Your instructions: For this task, retype the records below exactly.
** Opening Excerpted data block **
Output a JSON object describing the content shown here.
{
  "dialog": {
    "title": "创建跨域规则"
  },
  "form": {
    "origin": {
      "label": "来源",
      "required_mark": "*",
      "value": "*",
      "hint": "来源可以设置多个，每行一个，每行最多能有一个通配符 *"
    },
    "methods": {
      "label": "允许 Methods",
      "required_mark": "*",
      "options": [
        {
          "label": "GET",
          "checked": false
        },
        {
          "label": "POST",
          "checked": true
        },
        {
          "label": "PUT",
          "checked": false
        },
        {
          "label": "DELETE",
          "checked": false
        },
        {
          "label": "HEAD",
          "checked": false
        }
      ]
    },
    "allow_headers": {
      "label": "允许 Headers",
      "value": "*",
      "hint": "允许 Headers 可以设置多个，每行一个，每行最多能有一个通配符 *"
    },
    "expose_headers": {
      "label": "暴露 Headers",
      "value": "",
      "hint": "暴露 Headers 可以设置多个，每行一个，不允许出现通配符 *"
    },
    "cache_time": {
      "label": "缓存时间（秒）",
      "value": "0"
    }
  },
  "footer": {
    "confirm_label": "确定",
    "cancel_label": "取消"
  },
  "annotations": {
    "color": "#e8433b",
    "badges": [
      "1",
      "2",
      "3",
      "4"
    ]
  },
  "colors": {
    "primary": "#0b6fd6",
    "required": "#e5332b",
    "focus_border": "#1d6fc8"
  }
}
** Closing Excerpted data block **
Result for this task:
Output a JSON object describing the content shown here.
{
  "dialog": {
    "title": "创建跨域规则"
  },
  "form": {
    "origin": {
      "label": "来源",
      "required_mark": "*",
      "value": "*",
      "hint": "来源可以设置多个，每行一个，每行最多能有一个通配符 *"
    },
    "methods": {
      "label": "允许 Methods",
      "required_mark": "*",
      "options": [
        {
          "label": "GET",
          "checked": false
        },
        {
          "label": "POST",
          "checked": true
        },
        {
          "label": "PUT",
          "checked": false
        },
        {
          "label": "DELETE",
          "checked": false
        },
        {
          "label": "HEAD",
          "checked": false
        }
      ]
    },
    "allow_headers": {
      "label": "允许 Headers",
      "value": "*",
      "hint": "允许 Headers 可以设置多个，每行一个，每行最多能有一个通配符 *"
    },
    "expose_headers": {
      "label": "暴露 Headers",
      "value": "",
      "hint": "暴露 Headers 可以设置多个，每行一个，不允许出现通配符 *"
    },
    "cache_time": {
      "label": "缓存时间（秒）",
      "value": "0"
    }
  },
  "footer": {
    "confirm_label": "确定",
    "cancel_label": "取消"
  },
  "annotations": {
    "color": "#e8433b",
    "badges": [
      "1",
      "2",
      "3",
      "4"
    ]
  },
  "colors": {
    "primary": "#0b6fd6",
    "required": "#e5332b",
    "focus_border": "#1d6fc8"
  }
}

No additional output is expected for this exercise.